- **Supplied information**:
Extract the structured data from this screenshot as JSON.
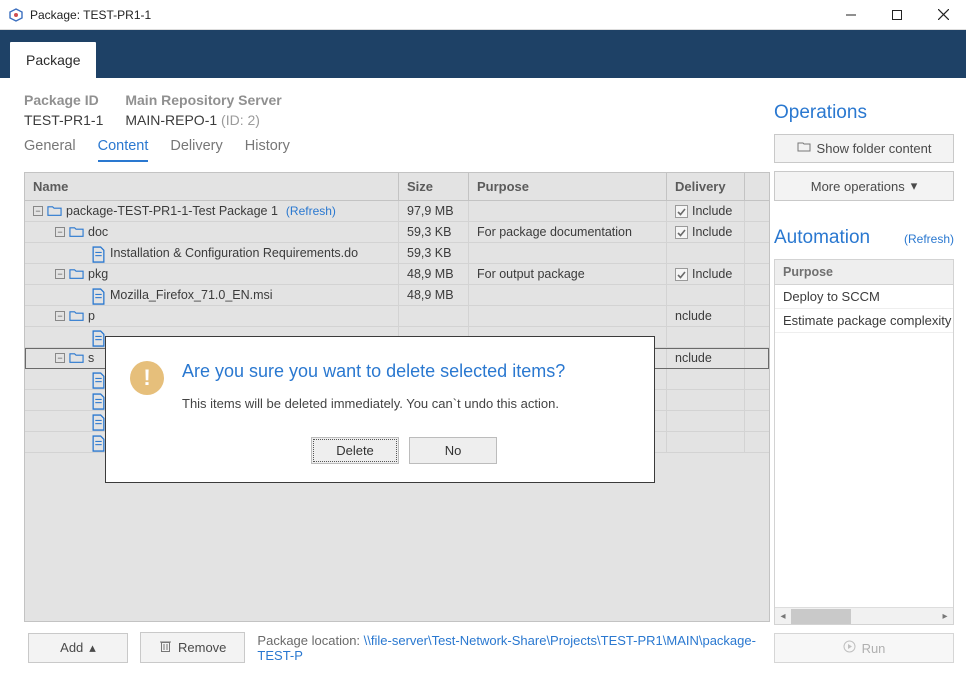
{
  "window": {
    "title": "Package: TEST-PR1-1"
  },
  "ribbon": {
    "tab": "Package"
  },
  "meta": {
    "package_id_label": "Package ID",
    "package_id": "TEST-PR1-1",
    "repo_label": "Main Repository Server",
    "repo_value": "MAIN-REPO-1",
    "repo_hint": "(ID: 2)"
  },
  "page_tabs": [
    "General",
    "Content",
    "Delivery",
    "History"
  ],
  "page_tab_active": 1,
  "columns": {
    "name": "Name",
    "size": "Size",
    "purpose": "Purpose",
    "delivery": "Delivery"
  },
  "refresh_text": "(Refresh)",
  "include_text": "Include",
  "rows": [
    {
      "indent": 0,
      "type": "folder",
      "expand": "-",
      "name": "package-TEST-PR1-1-Test Package 1",
      "refresh": true,
      "size": "97,9 MB",
      "purpose": "",
      "delivery": true
    },
    {
      "indent": 1,
      "type": "folder",
      "expand": "-",
      "name": "doc",
      "size": "59,3 KB",
      "purpose": "For package documentation",
      "delivery": true
    },
    {
      "indent": 2,
      "type": "file",
      "name": "Installation & Configuration Requirements.do",
      "size": "59,3 KB",
      "purpose": "",
      "delivery": null
    },
    {
      "indent": 1,
      "type": "folder",
      "expand": "-",
      "name": "pkg",
      "size": "48,9 MB",
      "purpose": "For output package",
      "delivery": true
    },
    {
      "indent": 2,
      "type": "file",
      "name": "Mozilla_Firefox_71.0_EN.msi",
      "size": "48,9 MB",
      "purpose": "",
      "delivery": null
    },
    {
      "indent": 1,
      "type": "folder",
      "expand": "-",
      "name": "p",
      "cut": true,
      "size": "",
      "purpose": "",
      "delivery_cut": "nclude"
    },
    {
      "indent": 2,
      "type": "file",
      "name": "",
      "cut": true,
      "size": "",
      "purpose": "",
      "delivery": null
    },
    {
      "indent": 1,
      "type": "folder",
      "expand": "-",
      "name": "s",
      "cut": true,
      "selected": true,
      "size": "",
      "purpose": "",
      "delivery_cut": "nclude"
    },
    {
      "indent": 2,
      "type": "file",
      "name": "",
      "cut": true,
      "size": "",
      "purpose": "",
      "delivery": null
    },
    {
      "indent": 2,
      "type": "file",
      "name": "",
      "cut": true,
      "size": "",
      "purpose": "",
      "delivery": null
    },
    {
      "indent": 2,
      "type": "file",
      "name": "",
      "cut": true,
      "size": "",
      "purpose": "",
      "delivery": null
    },
    {
      "indent": 2,
      "type": "file",
      "name": "",
      "cut": true,
      "size": "",
      "purpose": "",
      "delivery": null
    }
  ],
  "bottom": {
    "add": "Add",
    "remove": "Remove",
    "loc_label": "Package location:",
    "loc_path": "\\\\file-server\\Test-Network-Share\\Projects\\TEST-PR1\\MAIN\\package-TEST-P"
  },
  "ops": {
    "title": "Operations",
    "show_folder": "Show folder content",
    "more": "More operations"
  },
  "automation": {
    "title": "Automation",
    "refresh": "(Refresh)",
    "header": "Purpose",
    "items": [
      "Deploy to SCCM",
      "Estimate package complexity"
    ],
    "run": "Run"
  },
  "dialog": {
    "title": "Are you sure you want to delete selected items?",
    "message": "This items will be deleted immediately. You can`t undo this action.",
    "delete": "Delete",
    "no": "No"
  }
}
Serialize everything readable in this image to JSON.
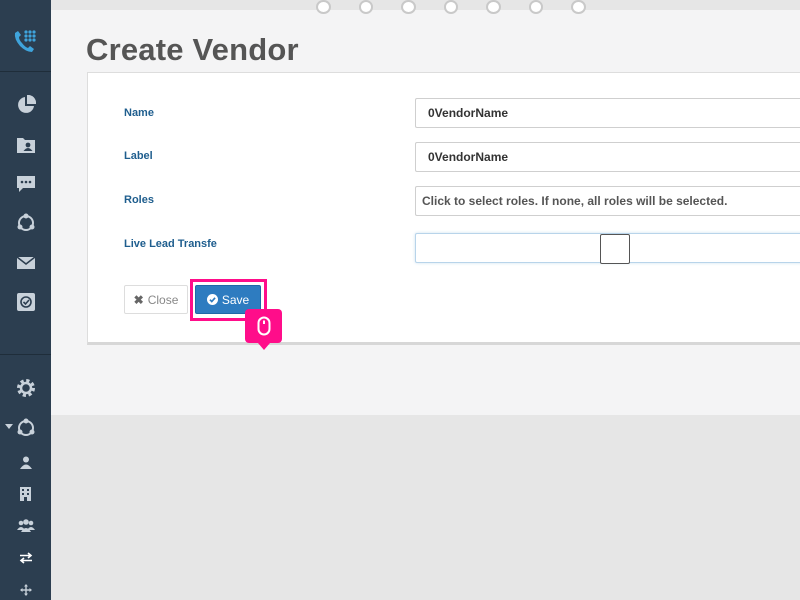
{
  "page": {
    "title": "Create Vendor"
  },
  "form": {
    "name_label": "Name",
    "name_value": "0VendorName",
    "label_label": "Label",
    "label_value": "0VendorName",
    "roles_label": "Roles",
    "roles_placeholder": "Click to select roles. If none, all roles will be selected.",
    "live_lead_label": "Live Lead Transfe"
  },
  "actions": {
    "close_label": "Close",
    "save_label": "Save"
  },
  "icons": {
    "sidebar": [
      "phone-dialpad-icon",
      "pie-chart-icon",
      "contact-folder-icon",
      "chat-icon",
      "share-nodes-icon",
      "envelope-icon",
      "check-square-icon",
      "gear-icon",
      "share-nodes-icon",
      "user-icon",
      "building-icon",
      "users-icon",
      "transfer-arrows-icon",
      "move-arrows-icon"
    ],
    "tooltip": "mouse-icon"
  },
  "colors": {
    "sidebar_bg": "#2c3e50",
    "accent_blue": "#2e7cc0",
    "label_blue": "#1f5e8e",
    "highlight_pink": "#ff0d8a"
  }
}
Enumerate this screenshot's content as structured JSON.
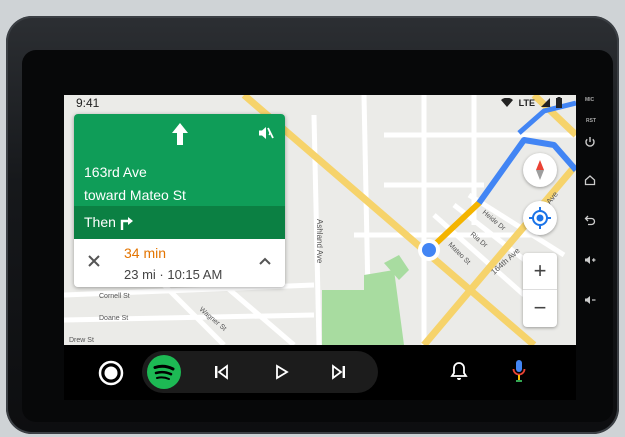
{
  "status": {
    "time": "9:41",
    "network": "LTE"
  },
  "navigation": {
    "street": "163rd Ave",
    "toward": "toward Mateo St",
    "then_label": "Then",
    "eta_time": "34 min",
    "eta_detail": "23 mi · 10:15 AM"
  },
  "map": {
    "street_labels": [
      "Ashland Ave",
      "Wagner St",
      "Cornell St",
      "Doane St",
      "Drew St",
      "164th Ave",
      "4th Ave",
      "Heide Dr",
      "Ria Dr",
      "Mateo St"
    ],
    "zoom_in": "+",
    "zoom_out": "−"
  },
  "hardware_buttons": {
    "mic_label": "MIC",
    "rst_label": "RST"
  },
  "colors": {
    "nav_green": "#0f9d58",
    "nav_dark_green": "#0b8043",
    "route_blue": "#4285f4",
    "eta_orange": "#e37400",
    "spotify_green": "#1db954"
  },
  "icons": [
    "arrow-up-icon",
    "mute-icon",
    "turn-right-icon",
    "close-icon",
    "chevron-up-icon",
    "compass-icon",
    "locate-icon",
    "home-button-icon",
    "spotify-icon",
    "previous-track-icon",
    "play-icon",
    "next-track-icon",
    "bell-icon",
    "microphone-icon",
    "power-icon",
    "home-hw-icon",
    "back-icon",
    "volume-up-icon",
    "volume-down-icon"
  ]
}
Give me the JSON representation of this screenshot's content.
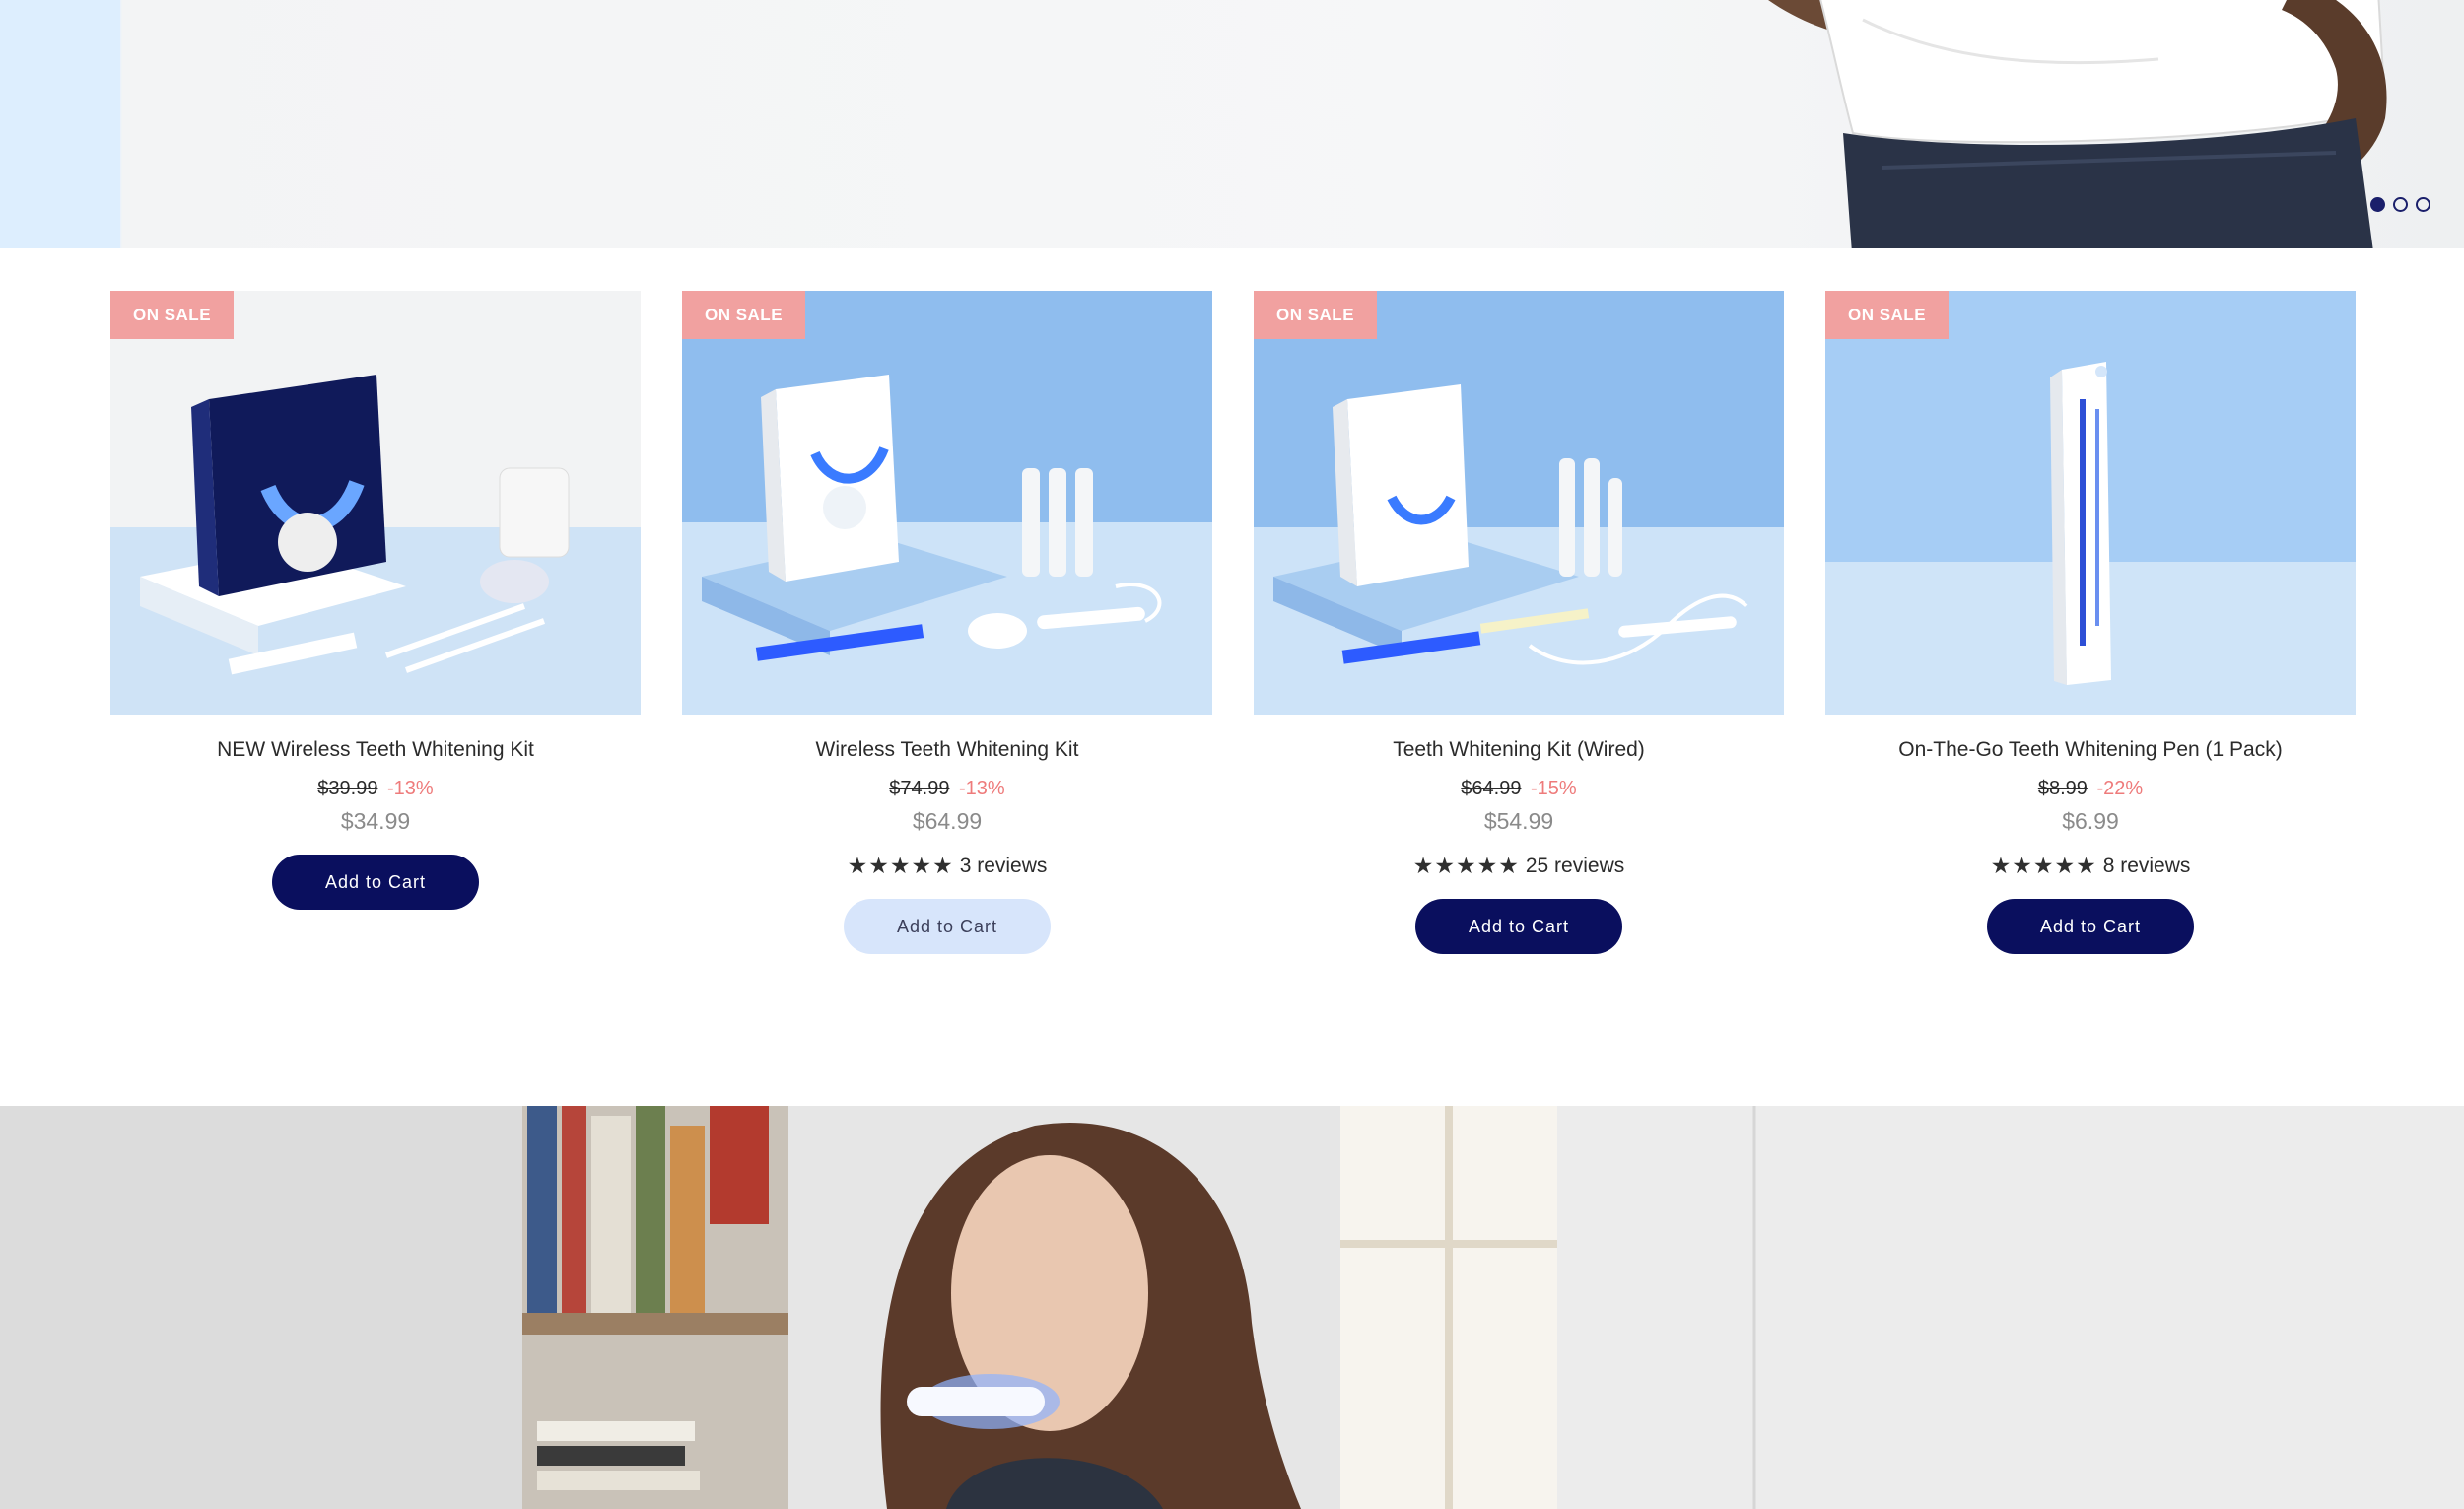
{
  "hero": {
    "slide_dots": [
      true,
      false,
      false
    ]
  },
  "products": [
    {
      "badge": "ON SALE",
      "title": "NEW Wireless Teeth Whitening Kit",
      "old_price": "$39.99",
      "discount": "-13%",
      "price": "$34.99",
      "rating": "",
      "reviews": "",
      "button": "Add to Cart",
      "button_style": "dark"
    },
    {
      "badge": "ON SALE",
      "title": "Wireless Teeth Whitening Kit",
      "old_price": "$74.99",
      "discount": "-13%",
      "price": "$64.99",
      "rating": 5,
      "reviews": "3 reviews",
      "button": "Add to Cart",
      "button_style": "light"
    },
    {
      "badge": "ON SALE",
      "title": "Teeth Whitening Kit (Wired)",
      "old_price": "$64.99",
      "discount": "-15%",
      "price": "$54.99",
      "rating": 5,
      "reviews": "25 reviews",
      "button": "Add to Cart",
      "button_style": "dark"
    },
    {
      "badge": "ON SALE",
      "title": "On-The-Go Teeth Whitening Pen (1 Pack)",
      "old_price": "$8.99",
      "discount": "-22%",
      "price": "$6.99",
      "rating": 5,
      "reviews": "8 reviews",
      "button": "Add to Cart",
      "button_style": "dark"
    }
  ],
  "colors": {
    "badge": "#f1a1a0",
    "discount": "#ee7b7b",
    "button_dark": "#0a0f5e",
    "button_light": "#d7e5fb"
  },
  "icons": {
    "rating": "star-icon",
    "hero_image": "person-white-shirt-image",
    "bottom_image": "woman-using-led-whitening-device-image"
  }
}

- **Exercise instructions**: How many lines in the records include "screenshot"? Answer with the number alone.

- **Written answer**: 3